Get access to everything we publish when you sign up for Outside+.
With most U.S.-based fitness manufacturers eyeing the exponential growth expected in Europe in the next decade, the United Kingdom has become a primary target as companies make sure all their ducks are in a row with offices, staff and shipping. And rightly so, it seems.
Recently, two studies have validated those efforts, one focusing on overall club participation and sales, and the other on the expected growth in the in-home fitness market.
Club growth and sales
Market & Business Development (MBD) has forecast that the health and fitness market in the United Kingdom will achieve sustained year-on-year growth over the next four years. Its recent research has said that while sales are expected to slow from 2004 to 2008, because of market saturation, they are then expected to grow again. According to MBD (www.mbdltd.co.uk), anticipation is for sales to reach GBP 3.8 billion (USD $6.63 billion) in 2008, a growth of 6 percent in real terms compared to 2004.
Participation revenues will experience more moderate growth over the forecast period as the private health club sector becomes more price competitive, MBD has said, with estimates at GBP 1.689 million (USD $2.95 million), a growth of 3 percent over 2004.
Already from 1999 to 2003, the UK health and fitness market is believed to have increased by as much as 36 percent in terms of revenues, now up to almost GBP 3.5 billion (USD $6.11 billion).
Working it out at home too

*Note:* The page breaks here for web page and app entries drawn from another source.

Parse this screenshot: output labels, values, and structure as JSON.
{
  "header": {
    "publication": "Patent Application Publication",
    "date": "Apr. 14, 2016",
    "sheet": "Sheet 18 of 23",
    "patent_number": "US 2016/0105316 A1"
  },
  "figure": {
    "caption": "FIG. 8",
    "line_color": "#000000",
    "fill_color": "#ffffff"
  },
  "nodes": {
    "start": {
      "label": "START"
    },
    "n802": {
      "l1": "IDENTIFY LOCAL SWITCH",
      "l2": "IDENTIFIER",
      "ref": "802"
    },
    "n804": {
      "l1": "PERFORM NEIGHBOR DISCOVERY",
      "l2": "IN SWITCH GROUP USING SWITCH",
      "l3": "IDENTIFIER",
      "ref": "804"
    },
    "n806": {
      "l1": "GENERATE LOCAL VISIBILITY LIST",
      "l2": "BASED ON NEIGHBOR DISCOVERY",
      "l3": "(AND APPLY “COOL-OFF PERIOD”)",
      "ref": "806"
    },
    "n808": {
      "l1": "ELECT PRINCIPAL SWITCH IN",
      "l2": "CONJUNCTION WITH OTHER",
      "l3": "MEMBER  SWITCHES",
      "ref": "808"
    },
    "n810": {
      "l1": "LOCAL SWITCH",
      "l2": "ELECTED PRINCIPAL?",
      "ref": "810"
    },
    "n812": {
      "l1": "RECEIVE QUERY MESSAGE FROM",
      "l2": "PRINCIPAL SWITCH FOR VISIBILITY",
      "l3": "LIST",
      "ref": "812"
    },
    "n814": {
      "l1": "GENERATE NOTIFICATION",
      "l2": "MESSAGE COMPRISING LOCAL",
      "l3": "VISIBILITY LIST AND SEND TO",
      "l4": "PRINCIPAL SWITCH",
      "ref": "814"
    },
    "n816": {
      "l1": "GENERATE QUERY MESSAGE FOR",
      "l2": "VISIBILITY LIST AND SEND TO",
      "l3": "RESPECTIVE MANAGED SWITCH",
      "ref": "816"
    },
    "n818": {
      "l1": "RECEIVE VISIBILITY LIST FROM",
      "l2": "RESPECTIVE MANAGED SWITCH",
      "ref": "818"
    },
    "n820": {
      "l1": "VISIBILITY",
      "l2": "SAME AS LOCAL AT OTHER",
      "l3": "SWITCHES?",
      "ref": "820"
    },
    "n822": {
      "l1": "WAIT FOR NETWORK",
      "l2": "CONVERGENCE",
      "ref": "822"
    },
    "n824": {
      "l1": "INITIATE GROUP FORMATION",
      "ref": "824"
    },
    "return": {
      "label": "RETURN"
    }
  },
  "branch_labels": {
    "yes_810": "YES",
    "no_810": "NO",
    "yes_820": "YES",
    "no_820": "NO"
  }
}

Years ago, it was thought that non-North Americans wouldn’t jump on the in-home-fitness bandwagon like in the United States because of more constraints on space. Wrong again. According to the consumer and market research group Mintel, the British spent GBP 238 million (USD $ 415.4 million) on in-home fitness equipment in 2002, already up 37 percent over 1998 figures, and that more than half (53 percent) of adults in the UK have some sort of fitness equipment at home.
The Mintel report, titled “In-Home Fitness,” also reported that Mintel (www.mintel.com) expected the amount of money spent by the British on in-home fitness equipment to rise to almost GBP 340 million (USD $593.5 million) by 2007, a growth rate of around 33 percent. A UK-based club chain has said it is in discussions to sell its own branded home fitness equipment.
While currently the most popular pieces of in-home equipment are exercise videos, books and magazines about aerobics or yoga, Mintel consumer analyst Jenny Catlin, told The (London) Times: “Exercising at home is becoming increasingly popular because people are now more aware of their health and are also changing the way they exercise. Doing exercise at home could also be seen as a quick fix for a bit of exercise in an age when time is often at a premium.”
Next to videos, books and magazines, the second most popular equipment for at-home use are stomach exercisers and traditional dumbbells or hand-held weights with about one in five people owning that genre, the study said, and men predominating: 21 percent of men have dumbbells or free weights, but only 8 percent of women.
In fact, the Mintel study found that men tend to exercise at home more regularly than women, while women are more than twice as likely to buy a video, book or magazine. More than one in three adults told Mintel, he or she feels that it is important to keep in shape by eating properly and doing exercise. And only one in 10 says that they do little or no exercise.
“We have seen a shift away from the ‘perfect’ body to an ‘attainable’ one,” said Mintel’s Catlin. “More tapes are being presented by ‘ordinary’ soap opera actors or reality TV stars.”
Presented in the study are topics such as market size, distribution, consumer interests, industry forecasts and supply structure. According to the chapter on “The Supply Structure,” 2003 companies and brands are: Bolton Stirland, Bodypower Sports, CSA Fitness, Forza Fitness, Icon Health & Fitness, Newitts & Co., Technogym UK and York Barbell (UK) Ltd.